Generation Kill points out a lot of the problems the average grunt deals with that most accounts inadvertently gloss over as rarely does a reported embed themselves in the midst of an invasion. The show highlights the frustration and shows that even the mightiest military in the world can fail at the little things.
That’s what Generation Kill does well. It provides an authentic grunt’s-eye view of the war. Sure, looking at maps and seeing where divisions and battalions went is important, but a grunt’s-eye view puts things into proper perspective.
The show does a fantastic job of translating that frustration, fear, and confusion to the viewer. There are typical complaints about leadership and a perspective that details that even the wrong decisions can work out okay.
What Generation Kill gets right
The show tries very hard to be authentic, and to that measure, it does a great job. Generation Kill captures some of the really insane stuff Marines deal with when deployed. In the midst of an invasion having a senior NCO focus on mustaches and shaving is very real. It also shows officers having a just-get-it-done attitude even though they lack the right equipment to do so.

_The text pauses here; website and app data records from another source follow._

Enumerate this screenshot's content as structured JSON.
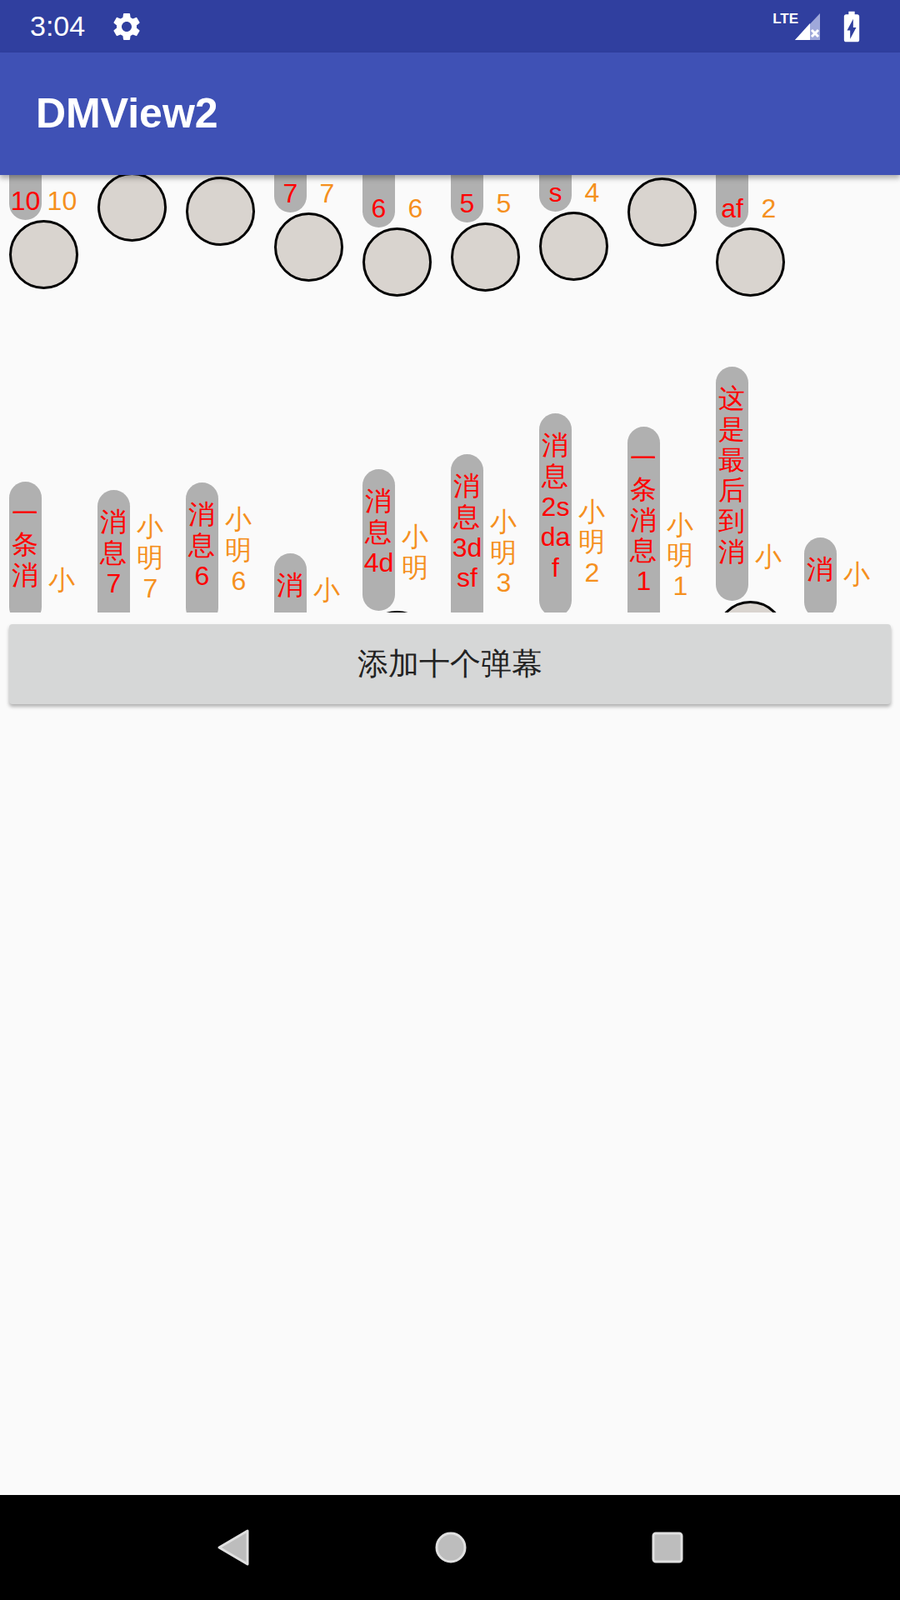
{
  "status_bar": {
    "time": "3:04",
    "network": "LTE"
  },
  "app_bar": {
    "title": "DMView2"
  },
  "danmaku": {
    "top_row": [
      {
        "message": "10",
        "name": "10"
      },
      {},
      {},
      {
        "message": "7",
        "name": "7"
      },
      {
        "message": "6",
        "name": "6"
      },
      {
        "message": "5",
        "name": "5"
      },
      {
        "message": "s",
        "name": "4"
      },
      {},
      {
        "message": "af",
        "name": "2"
      }
    ],
    "bottom_row": [
      {
        "message": "一条消",
        "name": "小"
      },
      {
        "message": "消息7",
        "name": "小明7"
      },
      {
        "message": "消息6",
        "name": "小明6"
      },
      {
        "message": "消",
        "name": "小"
      },
      {
        "message": "消息4d",
        "name": "小明"
      },
      {
        "message": "消息3dsf",
        "name": "小明3"
      },
      {
        "message": "消息2sdaf",
        "name": "小明2"
      },
      {
        "message": "一条消息1",
        "name": "小明1"
      },
      {
        "message": "这是最后到消",
        "name": "小"
      },
      {
        "message": "消",
        "name": "小"
      }
    ]
  },
  "button": {
    "label": "添加十个弹幕"
  }
}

The constant movement, lack of sleep and of proper hygiene are also very accurate. Heck, even the random rumors about pop culture are real. Further, some random occurrences that just happen and can’t be accounted for add a level of realism to the show. For example, the power lines hanging down and nearly taking a guy out is just one of those things you can’t plan for.
Generation Kill also captures the dark humor, which is often perverse and not safe for work, or hell, sometimes it’s not safe for life. While the Dress Blues make Marines look like gentlemen, a man at war stands in stark contrast to that.
Where it slips
My main issue with Generation Kill is its portrayal of Trombley. Sure, he’s young, hasn’t passed Recruit Basic Training, and is a bit insecure. However, the show and book seem to try to portray him as a psycho. He often says dark things, but in reality, I think Evan Wright might have misinterpreted Marine culture, as most of his comments just sound more like the type of perverse humor Marines have.
I think Trombley was an insecure boot trying to fit in. I was once that insecure boot, so I get it. Other than that, I think Generation Kill offers the best grunt’s-eye view of the Global War on Terror to ever appear on TV.